Please give back the listing below word for word and drop any images.

### EXERCISE INPUT ###

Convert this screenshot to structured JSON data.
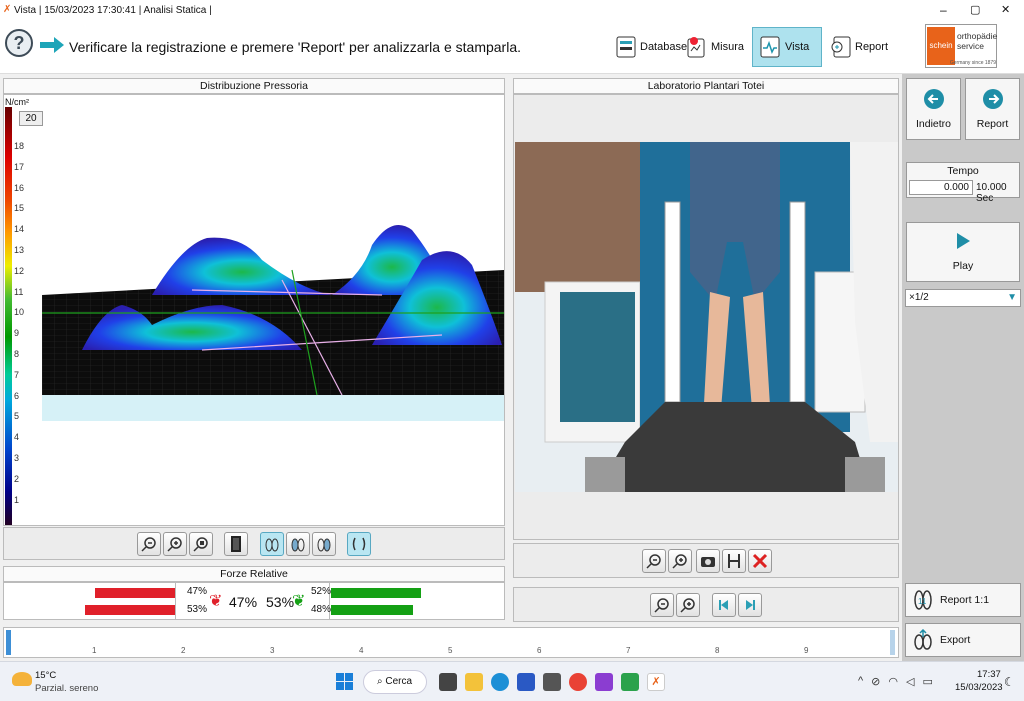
{
  "window": {
    "title": "Vista | 15/03/2023 17:30:41 | Analisi Statica |",
    "minimize": "–",
    "maximize": "▢",
    "close": "✕"
  },
  "toolbar": {
    "help": "?",
    "instruction": "Verificare la registrazione e premere 'Report' per analizzarla e stamparla.",
    "tabs": [
      {
        "label": "Database"
      },
      {
        "label": "Misura"
      },
      {
        "label": "Vista"
      },
      {
        "label": "Report"
      }
    ],
    "logo": {
      "brand1": "schein",
      "brand2": "orthopädie service",
      "tagline": "Germany since 1879"
    }
  },
  "pressure": {
    "title": "Distribuzione Pressoria",
    "unit": "N/cm²",
    "max_value": "20",
    "scale": [
      "18",
      "17",
      "16",
      "15",
      "14",
      "13",
      "12",
      "11",
      "10",
      "9",
      "8",
      "7",
      "6",
      "5",
      "4",
      "3",
      "2",
      "1"
    ]
  },
  "video": {
    "title": "Laboratorio Plantari Totei"
  },
  "forces": {
    "title": "Forze Relative",
    "left_top": "47%",
    "left_bottom": "53%",
    "left_total": "47%",
    "right_total": "53%",
    "right_top": "52%",
    "right_bottom": "48%"
  },
  "timeline": {
    "ticks": [
      "1",
      "2",
      "3",
      "4",
      "5",
      "6",
      "7",
      "8",
      "9"
    ]
  },
  "side": {
    "back": "Indietro",
    "report": "Report",
    "tempo_label": "Tempo",
    "tempo_current": "0.000",
    "tempo_total": "10.000 Sec",
    "play": "Play",
    "speed": "×1/2",
    "report11": "Report 1:1",
    "export": "Export"
  },
  "taskbar": {
    "temp": "15°C",
    "weather": "Parzial. sereno",
    "search": "Cerca",
    "time": "17:37",
    "date": "15/03/2023"
  }
}
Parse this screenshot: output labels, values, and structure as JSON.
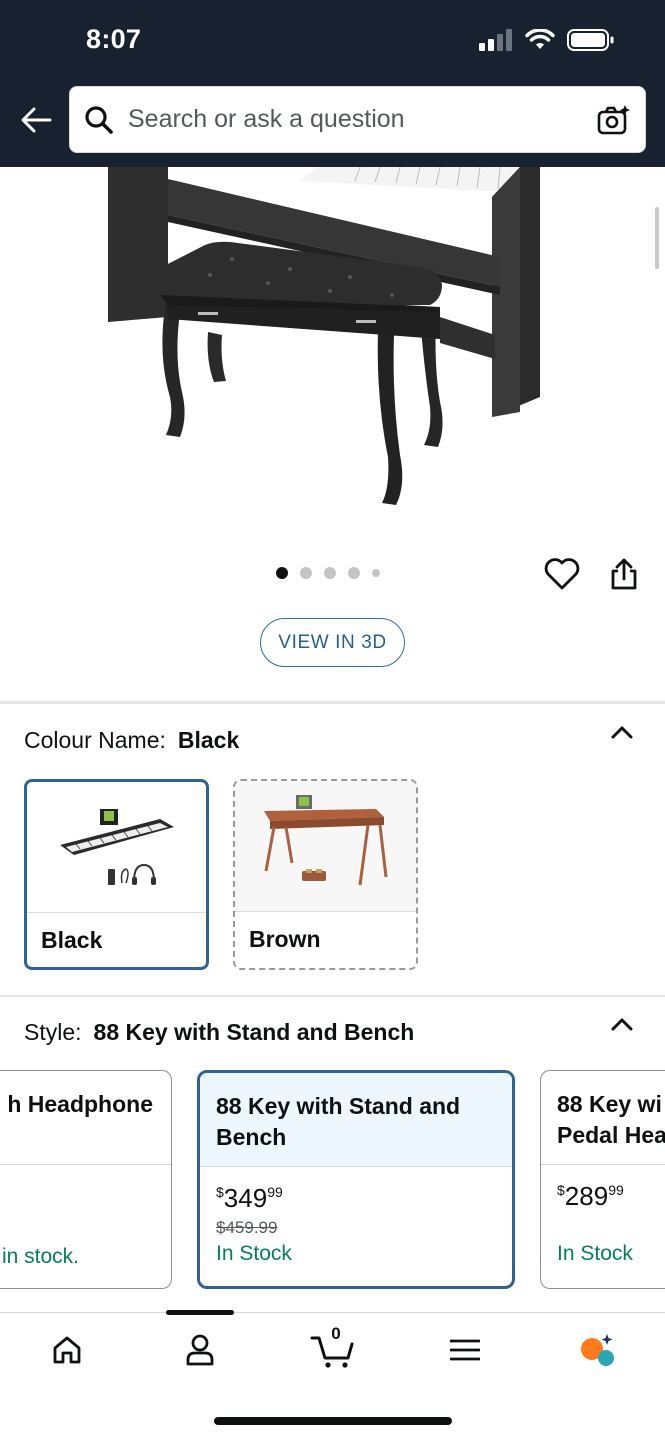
{
  "status_bar": {
    "time": "8:07"
  },
  "search": {
    "placeholder": "Search or ask a question"
  },
  "gallery": {
    "dot_count": 5,
    "active_dot": 0
  },
  "view_3d_label": "VIEW IN 3D",
  "colour": {
    "label": "Colour Name:",
    "selected": "Black",
    "options": [
      {
        "name": "Black",
        "selected": true,
        "available": true
      },
      {
        "name": "Brown",
        "selected": false,
        "available": false
      }
    ]
  },
  "style": {
    "label": "Style:",
    "selected": "88 Key with Stand and Bench",
    "cards": [
      {
        "title": "h Headphone",
        "stock": "in stock."
      },
      {
        "title": "88 Key with Stand and Bench",
        "price_symbol": "$",
        "price_whole": "349",
        "price_cents": "99",
        "was_price": "$459.99",
        "stock": "In Stock",
        "selected": true
      },
      {
        "title": "88 Key wi Pedal Hea",
        "title_line1": "88 Key wi",
        "title_line2": "Pedal Hea",
        "price_symbol": "$",
        "price_whole": "289",
        "price_cents": "99",
        "stock": "In Stock"
      }
    ]
  },
  "bottom_nav": {
    "items": [
      "home-icon",
      "account-icon",
      "cart-icon",
      "menu-icon",
      "rufus-icon"
    ],
    "cart_count": "0"
  },
  "colors": {
    "header_bg": "#172130",
    "accent_blue": "#2f6395",
    "in_stock_green": "#067d62",
    "rufus_orange": "#ff7a1a",
    "rufus_teal": "#2aa6b3"
  }
}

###

> [EXERCISE SOLUTION]:
Convert this screenshot to structured JSON data.
{
  "window": {
    "title": "Vista | 15/03/2023 17:30:41 | Analisi Statica |",
    "minimize": "–",
    "maximize": "▢",
    "close": "✕"
  },
  "toolbar": {
    "help": "?",
    "instruction": "Verificare la registrazione e premere 'Report' per analizzarla e stamparla.",
    "tabs": [
      {
        "label": "Database"
      },
      {
        "label": "Misura"
      },
      {
        "label": "Vista"
      },
      {
        "label": "Report"
      }
    ],
    "logo": {
      "brand1": "schein",
      "brand2": "orthopädie service",
      "tagline": "Germany since 1879"
    }
  },
  "pressure": {
    "title": "Distribuzione Pressoria",
    "unit": "N/cm²",
    "max_value": "20",
    "scale": [
      "18",
      "17",
      "16",
      "15",
      "14",
      "13",
      "12",
      "11",
      "10",
      "9",
      "8",
      "7",
      "6",
      "5",
      "4",
      "3",
      "2",
      "1"
    ]
  },
  "video": {
    "title": "Laboratorio Plantari Totei"
  },
  "forces": {
    "title": "Forze Relative",
    "left_top": "47%",
    "left_bottom": "53%",
    "left_total": "47%",
    "right_total": "53%",
    "right_top": "52%",
    "right_bottom": "48%"
  },
  "timeline": {
    "ticks": [
      "1",
      "2",
      "3",
      "4",
      "5",
      "6",
      "7",
      "8",
      "9"
    ]
  },
  "side": {
    "back": "Indietro",
    "report": "Report",
    "tempo_label": "Tempo",
    "tempo_current": "0.000",
    "tempo_total": "10.000 Sec",
    "play": "Play",
    "speed": "×1/2",
    "report11": "Report 1:1",
    "export": "Export"
  },
  "taskbar": {
    "temp": "15°C",
    "weather": "Parzial. sereno",
    "search": "Cerca",
    "time": "17:37",
    "date": "15/03/2023"
  }
}
Parse this screenshot: output labels, values, and structure as JSON.
{
  "status_bar": {
    "time": "8:07"
  },
  "search": {
    "placeholder": "Search or ask a question"
  },
  "gallery": {
    "dot_count": 5,
    "active_dot": 0
  },
  "view_3d_label": "VIEW IN 3D",
  "colour": {
    "label": "Colour Name:",
    "selected": "Black",
    "options": [
      {
        "name": "Black",
        "selected": true,
        "available": true
      },
      {
        "name": "Brown",
        "selected": false,
        "available": false
      }
    ]
  },
  "style": {
    "label": "Style:",
    "selected": "88 Key with Stand and Bench",
    "cards": [
      {
        "title": "h Headphone",
        "stock": "in stock."
      },
      {
        "title": "88 Key with Stand and Bench",
        "price_symbol": "$",
        "price_whole": "349",
        "price_cents": "99",
        "was_price": "$459.99",
        "stock": "In Stock",
        "selected": true
      },
      {
        "title": "88 Key wi Pedal Hea",
        "title_line1": "88 Key wi",
        "title_line2": "Pedal Hea",
        "price_symbol": "$",
        "price_whole": "289",
        "price_cents": "99",
        "stock": "In Stock"
      }
    ]
  },
  "bottom_nav": {
    "items": [
      "home-icon",
      "account-icon",
      "cart-icon",
      "menu-icon",
      "rufus-icon"
    ],
    "cart_count": "0"
  },
  "colors": {
    "header_bg": "#172130",
    "accent_blue": "#2f6395",
    "in_stock_green": "#067d62",
    "rufus_orange": "#ff7a1a",
    "rufus_teal": "#2aa6b3"
  }
}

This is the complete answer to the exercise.